§ **Information**
= Beginning of Section =

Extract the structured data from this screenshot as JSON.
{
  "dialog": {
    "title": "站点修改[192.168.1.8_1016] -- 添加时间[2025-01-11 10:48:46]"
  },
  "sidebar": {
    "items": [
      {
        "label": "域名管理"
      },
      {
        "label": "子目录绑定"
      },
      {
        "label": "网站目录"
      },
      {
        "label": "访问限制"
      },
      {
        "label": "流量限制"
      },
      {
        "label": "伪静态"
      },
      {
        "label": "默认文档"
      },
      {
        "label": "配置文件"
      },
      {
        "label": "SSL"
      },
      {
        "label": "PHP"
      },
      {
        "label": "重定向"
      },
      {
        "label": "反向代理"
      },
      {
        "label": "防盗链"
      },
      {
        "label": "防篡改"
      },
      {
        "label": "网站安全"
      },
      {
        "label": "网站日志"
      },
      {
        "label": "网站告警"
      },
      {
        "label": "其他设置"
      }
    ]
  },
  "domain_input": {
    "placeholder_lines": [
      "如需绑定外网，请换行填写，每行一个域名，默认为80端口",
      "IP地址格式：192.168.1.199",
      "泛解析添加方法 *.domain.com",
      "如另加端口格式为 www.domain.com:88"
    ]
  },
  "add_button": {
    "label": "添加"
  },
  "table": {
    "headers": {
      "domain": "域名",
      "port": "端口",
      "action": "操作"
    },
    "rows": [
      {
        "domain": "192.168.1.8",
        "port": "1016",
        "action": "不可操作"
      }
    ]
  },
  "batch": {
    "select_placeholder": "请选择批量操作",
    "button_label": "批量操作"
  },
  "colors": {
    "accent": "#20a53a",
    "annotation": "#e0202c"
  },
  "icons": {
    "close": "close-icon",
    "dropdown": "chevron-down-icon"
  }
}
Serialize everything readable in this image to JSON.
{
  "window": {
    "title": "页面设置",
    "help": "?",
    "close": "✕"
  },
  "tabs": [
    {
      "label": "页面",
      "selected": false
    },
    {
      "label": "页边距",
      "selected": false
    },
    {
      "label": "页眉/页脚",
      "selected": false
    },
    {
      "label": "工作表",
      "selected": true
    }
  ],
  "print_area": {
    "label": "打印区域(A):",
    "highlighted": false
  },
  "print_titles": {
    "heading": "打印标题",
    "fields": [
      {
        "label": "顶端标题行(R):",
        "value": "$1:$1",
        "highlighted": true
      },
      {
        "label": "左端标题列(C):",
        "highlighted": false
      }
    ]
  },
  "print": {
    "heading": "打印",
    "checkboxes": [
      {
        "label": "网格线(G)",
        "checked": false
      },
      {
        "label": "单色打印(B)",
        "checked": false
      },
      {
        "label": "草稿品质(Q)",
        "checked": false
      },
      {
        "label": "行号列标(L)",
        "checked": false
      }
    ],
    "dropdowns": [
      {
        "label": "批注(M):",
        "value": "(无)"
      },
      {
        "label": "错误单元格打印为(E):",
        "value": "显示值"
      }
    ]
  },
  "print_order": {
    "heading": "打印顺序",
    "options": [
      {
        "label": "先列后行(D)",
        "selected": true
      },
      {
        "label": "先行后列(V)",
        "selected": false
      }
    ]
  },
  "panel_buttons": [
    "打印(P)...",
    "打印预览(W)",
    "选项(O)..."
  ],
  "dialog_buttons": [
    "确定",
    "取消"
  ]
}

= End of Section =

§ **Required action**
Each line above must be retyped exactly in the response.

§ **Answer box**
Extract the structured data from this screenshot as JSON.
{
  "dialog": {
    "title": "站点修改[192.168.1.8_1016] -- 添加时间[2025-01-11 10:48:46]"
  },
  "sidebar": {
    "items": [
      {
        "label": "域名管理"
      },
      {
        "label": "子目录绑定"
      },
      {
        "label": "网站目录"
      },
      {
        "label": "访问限制"
      },
      {
        "label": "流量限制"
      },
      {
        "label": "伪静态"
      },
      {
        "label": "默认文档"
      },
      {
        "label": "配置文件"
      },
      {
        "label": "SSL"
      },
      {
        "label": "PHP"
      },
      {
        "label": "重定向"
      },
      {
        "label": "反向代理"
      },
      {
        "label": "防盗链"
      },
      {
        "label": "防篡改"
      },
      {
        "label": "网站安全"
      },
      {
        "label": "网站日志"
      },
      {
        "label": "网站告警"
      },
      {
        "label": "其他设置"
      }
    ]
  },
  "domain_input": {
    "placeholder_lines": [
      "如需绑定外网，请换行填写，每行一个域名，默认为80端口",
      "IP地址格式：192.168.1.199",
      "泛解析添加方法 *.domain.com",
      "如另加端口格式为 www.domain.com:88"
    ]
  },
  "add_button": {
    "label": "添加"
  },
  "table": {
    "headers": {
      "domain": "域名",
      "port": "端口",
      "action": "操作"
    },
    "rows": [
      {
        "domain": "192.168.1.8",
        "port": "1016",
        "action": "不可操作"
      }
    ]
  },
  "batch": {
    "select_placeholder": "请选择批量操作",
    "button_label": "批量操作"
  },
  "colors": {
    "accent": "#20a53a",
    "annotation": "#e0202c"
  },
  "icons": {
    "close": "close-icon",
    "dropdown": "chevron-down-icon"
  }
}
Serialize everything readable in this image to JSON.
{
  "window": {
    "title": "页面设置",
    "help": "?",
    "close": "✕"
  },
  "tabs": [
    {
      "label": "页面",
      "selected": false
    },
    {
      "label": "页边距",
      "selected": false
    },
    {
      "label": "页眉/页脚",
      "selected": false
    },
    {
      "label": "工作表",
      "selected": true
    }
  ],
  "print_area": {
    "label": "打印区域(A):",
    "highlighted": false
  },
  "print_titles": {
    "heading": "打印标题",
    "fields": [
      {
        "label": "顶端标题行(R):",
        "value": "$1:$1",
        "highlighted": true
      },
      {
        "label": "左端标题列(C):",
        "highlighted": false
      }
    ]
  },
  "print": {
    "heading": "打印",
    "checkboxes": [
      {
        "label": "网格线(G)",
        "checked": false
      },
      {
        "label": "单色打印(B)",
        "checked": false
      },
      {
        "label": "草稿品质(Q)",
        "checked": false
      },
      {
        "label": "行号列标(L)",
        "checked": false
      }
    ],
    "dropdowns": [
      {
        "label": "批注(M):",
        "value": "(无)"
      },
      {
        "label": "错误单元格打印为(E):",
        "value": "显示值"
      }
    ]
  },
  "print_order": {
    "heading": "打印顺序",
    "options": [
      {
        "label": "先列后行(D)",
        "selected": true
      },
      {
        "label": "先行后列(V)",
        "selected": false
      }
    ]
  },
  "panel_buttons": [
    "打印(P)...",
    "打印预览(W)",
    "选项(O)..."
  ],
  "dialog_buttons": [
    "确定",
    "取消"
  ]
}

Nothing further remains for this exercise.